Every line of the entries that holds the word "image" is to be copied.

Data records for software interfaces:
◆ ◆ ◆ ◆ ◆ ◆ ◆
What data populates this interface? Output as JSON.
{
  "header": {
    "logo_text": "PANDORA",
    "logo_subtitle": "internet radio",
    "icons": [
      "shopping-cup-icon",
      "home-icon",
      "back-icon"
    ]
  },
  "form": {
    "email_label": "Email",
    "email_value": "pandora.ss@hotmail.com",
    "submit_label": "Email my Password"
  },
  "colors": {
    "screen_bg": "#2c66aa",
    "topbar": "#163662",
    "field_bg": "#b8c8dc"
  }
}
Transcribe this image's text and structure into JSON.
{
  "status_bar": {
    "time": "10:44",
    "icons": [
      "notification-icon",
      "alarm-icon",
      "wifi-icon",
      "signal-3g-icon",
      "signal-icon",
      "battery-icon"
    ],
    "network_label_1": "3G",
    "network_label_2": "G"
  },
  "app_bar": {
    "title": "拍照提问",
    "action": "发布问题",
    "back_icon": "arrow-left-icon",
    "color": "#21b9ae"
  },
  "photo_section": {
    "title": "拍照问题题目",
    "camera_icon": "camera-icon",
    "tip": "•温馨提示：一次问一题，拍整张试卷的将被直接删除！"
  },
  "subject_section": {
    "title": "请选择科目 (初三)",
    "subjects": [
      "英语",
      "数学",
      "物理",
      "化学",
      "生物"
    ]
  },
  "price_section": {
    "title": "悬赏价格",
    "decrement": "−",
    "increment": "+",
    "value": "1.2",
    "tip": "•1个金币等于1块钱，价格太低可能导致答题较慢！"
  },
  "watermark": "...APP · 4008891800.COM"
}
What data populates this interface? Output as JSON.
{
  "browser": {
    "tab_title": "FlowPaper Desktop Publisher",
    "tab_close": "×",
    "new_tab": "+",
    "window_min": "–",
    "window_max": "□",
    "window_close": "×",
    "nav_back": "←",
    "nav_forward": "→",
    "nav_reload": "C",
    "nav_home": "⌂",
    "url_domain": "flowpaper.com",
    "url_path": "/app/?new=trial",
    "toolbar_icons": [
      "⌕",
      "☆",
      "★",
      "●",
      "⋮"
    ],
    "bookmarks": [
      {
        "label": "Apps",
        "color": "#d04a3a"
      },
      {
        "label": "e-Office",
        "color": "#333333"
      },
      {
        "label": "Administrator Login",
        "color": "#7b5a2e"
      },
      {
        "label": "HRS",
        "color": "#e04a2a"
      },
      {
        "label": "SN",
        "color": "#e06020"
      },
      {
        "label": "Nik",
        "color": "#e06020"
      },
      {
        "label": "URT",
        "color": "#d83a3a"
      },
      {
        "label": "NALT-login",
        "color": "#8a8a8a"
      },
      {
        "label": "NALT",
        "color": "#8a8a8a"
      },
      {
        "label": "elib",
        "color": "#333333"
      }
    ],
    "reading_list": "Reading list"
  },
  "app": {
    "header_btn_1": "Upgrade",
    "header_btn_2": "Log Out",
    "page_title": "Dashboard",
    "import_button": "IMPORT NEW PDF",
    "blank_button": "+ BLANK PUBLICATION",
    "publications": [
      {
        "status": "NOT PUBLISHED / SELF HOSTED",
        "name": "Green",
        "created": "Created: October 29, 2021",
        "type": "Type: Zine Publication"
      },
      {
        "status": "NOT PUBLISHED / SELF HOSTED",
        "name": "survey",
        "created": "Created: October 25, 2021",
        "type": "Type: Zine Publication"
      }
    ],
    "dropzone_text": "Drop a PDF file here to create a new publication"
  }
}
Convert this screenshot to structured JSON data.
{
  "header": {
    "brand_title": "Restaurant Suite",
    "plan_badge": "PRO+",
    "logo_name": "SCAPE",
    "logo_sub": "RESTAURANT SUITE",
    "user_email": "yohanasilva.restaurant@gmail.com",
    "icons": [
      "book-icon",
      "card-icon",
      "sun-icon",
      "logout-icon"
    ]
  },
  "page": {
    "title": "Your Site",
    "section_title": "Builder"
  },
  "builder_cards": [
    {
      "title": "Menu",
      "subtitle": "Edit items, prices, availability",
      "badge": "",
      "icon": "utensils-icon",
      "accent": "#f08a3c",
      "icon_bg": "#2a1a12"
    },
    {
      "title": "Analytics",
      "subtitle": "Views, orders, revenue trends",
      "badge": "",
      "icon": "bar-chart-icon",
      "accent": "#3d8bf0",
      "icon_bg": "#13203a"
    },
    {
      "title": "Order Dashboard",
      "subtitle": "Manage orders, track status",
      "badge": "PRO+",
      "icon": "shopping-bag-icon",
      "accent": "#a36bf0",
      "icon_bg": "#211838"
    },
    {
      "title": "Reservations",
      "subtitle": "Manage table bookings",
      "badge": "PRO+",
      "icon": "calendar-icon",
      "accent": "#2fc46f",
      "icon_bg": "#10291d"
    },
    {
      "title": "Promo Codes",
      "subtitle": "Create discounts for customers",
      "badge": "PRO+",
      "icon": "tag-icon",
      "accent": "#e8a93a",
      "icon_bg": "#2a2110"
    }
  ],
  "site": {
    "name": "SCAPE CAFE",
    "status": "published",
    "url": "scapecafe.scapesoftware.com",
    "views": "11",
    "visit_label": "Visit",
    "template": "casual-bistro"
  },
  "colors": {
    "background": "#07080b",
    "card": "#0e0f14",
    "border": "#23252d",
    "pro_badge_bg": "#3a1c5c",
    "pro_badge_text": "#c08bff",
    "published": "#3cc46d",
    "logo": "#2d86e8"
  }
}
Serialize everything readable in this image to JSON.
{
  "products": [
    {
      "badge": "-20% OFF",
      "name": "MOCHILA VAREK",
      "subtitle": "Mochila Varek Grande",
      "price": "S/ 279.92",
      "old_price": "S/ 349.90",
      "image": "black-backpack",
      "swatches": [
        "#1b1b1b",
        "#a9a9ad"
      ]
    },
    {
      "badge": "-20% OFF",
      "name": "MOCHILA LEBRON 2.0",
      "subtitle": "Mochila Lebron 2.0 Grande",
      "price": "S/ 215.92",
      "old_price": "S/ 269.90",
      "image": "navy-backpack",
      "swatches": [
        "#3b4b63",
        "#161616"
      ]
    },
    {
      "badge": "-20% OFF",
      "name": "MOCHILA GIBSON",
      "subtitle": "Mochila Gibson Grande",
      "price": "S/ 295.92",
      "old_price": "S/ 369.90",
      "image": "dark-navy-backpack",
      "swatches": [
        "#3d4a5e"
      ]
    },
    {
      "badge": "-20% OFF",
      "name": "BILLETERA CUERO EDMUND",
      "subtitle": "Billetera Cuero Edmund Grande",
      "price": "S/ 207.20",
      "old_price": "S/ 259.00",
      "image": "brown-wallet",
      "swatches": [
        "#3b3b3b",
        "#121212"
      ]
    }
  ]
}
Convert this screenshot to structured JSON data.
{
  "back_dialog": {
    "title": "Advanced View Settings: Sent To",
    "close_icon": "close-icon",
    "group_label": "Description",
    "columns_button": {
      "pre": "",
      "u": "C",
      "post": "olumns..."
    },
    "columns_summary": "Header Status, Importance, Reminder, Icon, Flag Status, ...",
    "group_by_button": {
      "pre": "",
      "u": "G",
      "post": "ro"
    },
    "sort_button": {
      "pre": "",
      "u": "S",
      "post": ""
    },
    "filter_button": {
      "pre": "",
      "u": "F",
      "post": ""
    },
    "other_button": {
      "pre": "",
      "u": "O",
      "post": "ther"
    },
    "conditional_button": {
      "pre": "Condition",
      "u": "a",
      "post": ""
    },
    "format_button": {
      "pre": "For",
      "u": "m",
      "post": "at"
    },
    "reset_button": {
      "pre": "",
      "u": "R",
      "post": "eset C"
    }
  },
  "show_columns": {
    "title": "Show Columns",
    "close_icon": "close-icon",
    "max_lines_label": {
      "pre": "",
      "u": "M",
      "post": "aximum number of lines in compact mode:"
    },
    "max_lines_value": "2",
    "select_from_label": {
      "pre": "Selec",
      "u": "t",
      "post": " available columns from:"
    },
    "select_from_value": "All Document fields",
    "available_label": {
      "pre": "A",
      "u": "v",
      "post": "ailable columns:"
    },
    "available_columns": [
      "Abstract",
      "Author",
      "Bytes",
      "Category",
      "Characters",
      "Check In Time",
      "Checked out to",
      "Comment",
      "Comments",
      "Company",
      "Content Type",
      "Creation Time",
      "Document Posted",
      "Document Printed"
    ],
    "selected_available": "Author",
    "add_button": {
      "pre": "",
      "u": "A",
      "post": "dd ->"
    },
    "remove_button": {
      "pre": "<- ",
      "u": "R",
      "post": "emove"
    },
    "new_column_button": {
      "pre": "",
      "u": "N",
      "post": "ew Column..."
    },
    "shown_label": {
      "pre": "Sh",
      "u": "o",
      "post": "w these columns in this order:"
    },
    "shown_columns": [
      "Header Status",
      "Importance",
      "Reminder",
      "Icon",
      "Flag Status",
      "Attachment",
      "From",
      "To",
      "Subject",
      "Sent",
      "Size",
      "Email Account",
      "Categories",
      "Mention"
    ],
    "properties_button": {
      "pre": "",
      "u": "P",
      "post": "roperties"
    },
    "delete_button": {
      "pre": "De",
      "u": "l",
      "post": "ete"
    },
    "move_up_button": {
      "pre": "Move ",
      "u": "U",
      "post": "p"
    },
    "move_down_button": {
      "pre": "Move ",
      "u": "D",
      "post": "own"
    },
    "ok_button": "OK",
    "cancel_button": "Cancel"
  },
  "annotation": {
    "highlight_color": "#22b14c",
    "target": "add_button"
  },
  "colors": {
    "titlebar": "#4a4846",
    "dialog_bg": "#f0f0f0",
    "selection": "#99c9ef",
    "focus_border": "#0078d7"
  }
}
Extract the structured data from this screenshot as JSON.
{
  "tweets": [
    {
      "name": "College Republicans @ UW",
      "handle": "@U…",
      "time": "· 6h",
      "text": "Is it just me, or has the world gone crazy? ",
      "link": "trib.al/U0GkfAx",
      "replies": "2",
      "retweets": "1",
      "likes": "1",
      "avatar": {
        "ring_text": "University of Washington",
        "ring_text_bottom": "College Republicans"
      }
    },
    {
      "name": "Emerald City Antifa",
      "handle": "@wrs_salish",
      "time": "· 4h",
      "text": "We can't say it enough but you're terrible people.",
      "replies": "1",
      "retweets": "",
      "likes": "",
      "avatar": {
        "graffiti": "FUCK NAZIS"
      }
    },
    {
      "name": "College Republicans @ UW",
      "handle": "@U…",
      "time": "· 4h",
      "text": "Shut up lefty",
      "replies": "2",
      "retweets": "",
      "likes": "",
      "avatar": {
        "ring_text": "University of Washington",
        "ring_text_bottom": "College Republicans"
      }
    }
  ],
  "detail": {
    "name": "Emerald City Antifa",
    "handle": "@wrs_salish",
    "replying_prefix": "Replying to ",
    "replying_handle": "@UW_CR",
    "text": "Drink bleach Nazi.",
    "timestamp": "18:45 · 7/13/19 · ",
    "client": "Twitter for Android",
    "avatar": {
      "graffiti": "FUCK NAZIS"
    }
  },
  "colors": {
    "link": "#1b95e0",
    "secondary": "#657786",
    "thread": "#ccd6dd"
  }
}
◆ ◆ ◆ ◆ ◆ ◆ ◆
§ **Written answer**:
Transcribe this image's text and structure into JSON.
Serialize everything readable in this image to JSON.
      "image": "black-backpack",
      "image": "navy-backpack",
      "image": "dark-navy-backpack",
      "image": "brown-wallet",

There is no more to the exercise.